Of all the notorious atrocities which took place during the First Crusade (1096–1099), the Siege of the Syrian city of Ma’arra stands out. The gruesome aftermath of the city’s fall and occupation by the invading European Crusaders saw some of them resort to cannibalism of the Muslim dead due to lack of food and subsequent starvation.
What: The siege, massacre and cannibalism in Ma’arra by Crusaders.
When: 12 December 1098
Antioch — in modern-day Turkiye — was captured by the Crusaders led by Raymond of Toulouse and Bohemond of Taranto in June 1098 after a year-long siege. This was followed by the fall of the fortified city of Ma’araat Al-Numan, in what is today Syria, which surrendered to the Crusaders who had laid siege to it around the end of November the same year. The invaders wanted the city to boost their dwindling supplies and extend their control of the Holy Land. The ultimate prize was Jerusalem in Palestine, which fell on 15 July 1099, and had to wait 88 years to be liberated by Sultan Salah Al-Din Al-Ayyubi (known in the West as “Saladin”).
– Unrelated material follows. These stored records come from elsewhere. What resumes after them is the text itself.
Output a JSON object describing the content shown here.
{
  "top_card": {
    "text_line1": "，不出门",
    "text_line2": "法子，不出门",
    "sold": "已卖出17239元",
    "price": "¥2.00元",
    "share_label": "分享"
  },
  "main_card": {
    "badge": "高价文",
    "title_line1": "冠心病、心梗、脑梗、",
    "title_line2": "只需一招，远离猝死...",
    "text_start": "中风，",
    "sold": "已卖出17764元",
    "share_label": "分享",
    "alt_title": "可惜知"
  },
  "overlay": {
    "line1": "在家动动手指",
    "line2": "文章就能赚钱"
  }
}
Initially, a few of Ma’arra’s Muslim residents fled the city following news of the fate of Antioch, and some made it to the more secure cities of Aleppo, Homs and Hama. By the time the Crusaders under Raymond arrived at Ma’arra, though, most of the inhabitants were still there, fewer than 10,000 people who thought that they’d be safe behind the city’s walls which had so far helped to repel invaders.
Having failed at his first attempt to take the city, and being ridiculed by the locals in the process, Raymond combined forces with his ally and political rival Bohemond. They failed again, so adopted a different strategy and surrounded the city. As winter approached, it became essential to secure supply lines, especially to feed the troops, who had started to suffer from hunger.
The siege succeeds
Eventually the invaders built siege towers, which were completed within ten days. They managed to breach the walls on 11 December, forcing the citizens into the city defended by a poorly trained and equipped militia. For the most part, the Crusaders decided to settle down for the night before plundering the city the next day. A peaceful surrender was negotiated with leading members of the town which included safe passage. However, by dawn, some of the poorer and hungrier Crusaders began to plunder the city.
On the morning of 12 December, the other Crusaders realised that whatever little food was left had been taken. They went on a violent rampage across Ma’arra. Nobody was safe. One contemporary observer recorded that, “No corner of the town was clear of Saracen corpses, and one could scarcely go about the streets except by treading on their dead bodies.”
The carnage didn’t end with the mass murder of men, women and children; the starving Crusaders turned to cannibalism with the many corpses. One chronicler, Radulph of Caen, noted that, “Some people said that, constrained by the lack of food, they boiled pagan adults in cooking pots, impaled children on spits and devoured them grilled.”
Fulcher of Chartres acknowledged the savagery committed by the Christian soldiers: “I shudder to tell that many of our people, harassed by the madness of excessive hunger, cut pieces from the buttocks of the Saracens already dead there, which they cooked, but when it was not yet roasted enough by the fire, they devoured it with savage mouth.”
There has been some scholarly debate as to the root cause of this infamous episode in the First Crusade, with some placing blame on the most impoverished soldiers, known as the Tafurs, while a desperate general response to starvation has also been suggested. Some sources state that the poorer Christian forces cut open the bodies of the dead to look for coins hidden in the stomachs before cooking and eating scraps of flesh from the bodies. Eventually the human remains were dragged outside the city, where they were burnt in large piles.
The cannibalism itself is said to have shocked and reviled Crusaders and Arab Muslims alike. Most of the invaders sought to distance themselves from the act of the minority.
For the Muslims however, the incident had a lasting impact, one that would not be forgotten. According to the author of The Crusades Through Arab Eyes, Amin Maalouf: “The memory of these atrocities, preserved and transmitted by local poets and oral tradition, shaped an image of the Faranj [Crusaders] that would not easily fade.”
Such is the sensitivity that surrounds the Crusades and their cultural and psychological impact on the Middle East to this day, it was not surprising that some England football fans at the FIFA World Cup in Qatar were banned from entering stadiums wearing replica Crusader costumes.
The views expressed in this article belong to the author and do not necessarily reflect the editorial policy of Middle East Monitor.